* [Aim of the exercise] From the first line to the last, write out the data below exactly.

* [Excerpted records]

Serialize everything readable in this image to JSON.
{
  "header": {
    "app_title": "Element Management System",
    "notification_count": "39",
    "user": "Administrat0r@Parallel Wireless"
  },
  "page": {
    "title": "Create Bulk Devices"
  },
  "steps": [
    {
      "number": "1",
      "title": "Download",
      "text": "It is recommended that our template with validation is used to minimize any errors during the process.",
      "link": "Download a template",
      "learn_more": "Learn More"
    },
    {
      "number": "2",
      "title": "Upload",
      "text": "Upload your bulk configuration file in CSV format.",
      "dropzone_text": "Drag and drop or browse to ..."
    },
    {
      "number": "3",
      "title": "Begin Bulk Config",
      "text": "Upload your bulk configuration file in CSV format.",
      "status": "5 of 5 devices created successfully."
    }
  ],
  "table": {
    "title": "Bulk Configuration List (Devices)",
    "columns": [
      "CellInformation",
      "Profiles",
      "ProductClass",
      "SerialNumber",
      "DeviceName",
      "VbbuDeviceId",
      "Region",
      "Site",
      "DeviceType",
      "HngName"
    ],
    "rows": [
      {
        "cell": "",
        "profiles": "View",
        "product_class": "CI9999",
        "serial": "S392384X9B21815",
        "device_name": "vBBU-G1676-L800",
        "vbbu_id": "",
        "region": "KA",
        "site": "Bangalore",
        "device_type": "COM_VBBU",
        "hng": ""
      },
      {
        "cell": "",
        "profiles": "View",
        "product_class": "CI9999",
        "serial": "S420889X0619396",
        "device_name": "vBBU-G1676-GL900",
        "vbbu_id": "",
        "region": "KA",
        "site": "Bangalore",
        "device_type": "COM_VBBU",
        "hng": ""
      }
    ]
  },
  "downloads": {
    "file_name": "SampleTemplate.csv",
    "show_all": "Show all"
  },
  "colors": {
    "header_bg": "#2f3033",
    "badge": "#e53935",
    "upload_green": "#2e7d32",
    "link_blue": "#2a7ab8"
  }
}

* [Response to the exercise]
Serialize everything readable in this image to JSON.
{
  "header": {
    "app_title": "Element Management System",
    "notification_count": "39",
    "user": "Administrat0r@Parallel Wireless"
  },
  "page": {
    "title": "Create Bulk Devices"
  },
  "steps": [
    {
      "number": "1",
      "title": "Download",
      "text": "It is recommended that our template with validation is used to minimize any errors during the process.",
      "link": "Download a template",
      "learn_more": "Learn More"
    },
    {
      "number": "2",
      "title": "Upload",
      "text": "Upload your bulk configuration file in CSV format.",
      "dropzone_text": "Drag and drop or browse to ..."
    },
    {
      "number": "3",
      "title": "Begin Bulk Config",
      "text": "Upload your bulk configuration file in CSV format.",
      "status": "5 of 5 devices created successfully."
    }
  ],
  "table": {
    "title": "Bulk Configuration List (Devices)",
    "columns": [
      "CellInformation",
      "Profiles",
      "ProductClass",
      "SerialNumber",
      "DeviceName",
      "VbbuDeviceId",
      "Region",
      "Site",
      "DeviceType",
      "HngName"
    ],
    "rows": [
      {
        "cell": "",
        "profiles": "View",
        "product_class": "CI9999",
        "serial": "S392384X9B21815",
        "device_name": "vBBU-G1676-L800",
        "vbbu_id": "",
        "region": "KA",
        "site": "Bangalore",
        "device_type": "COM_VBBU",
        "hng": ""
      },
      {
        "cell": "",
        "profiles": "View",
        "product_class": "CI9999",
        "serial": "S420889X0619396",
        "device_name": "vBBU-G1676-GL900",
        "vbbu_id": "",
        "region": "KA",
        "site": "Bangalore",
        "device_type": "COM_VBBU",
        "hng": ""
      }
    ]
  },
  "downloads": {
    "file_name": "SampleTemplate.csv",
    "show_all": "Show all"
  },
  "colors": {
    "header_bg": "#2f3033",
    "badge": "#e53935",
    "upload_green": "#2e7d32",
    "link_blue": "#2a7ab8"
  }
}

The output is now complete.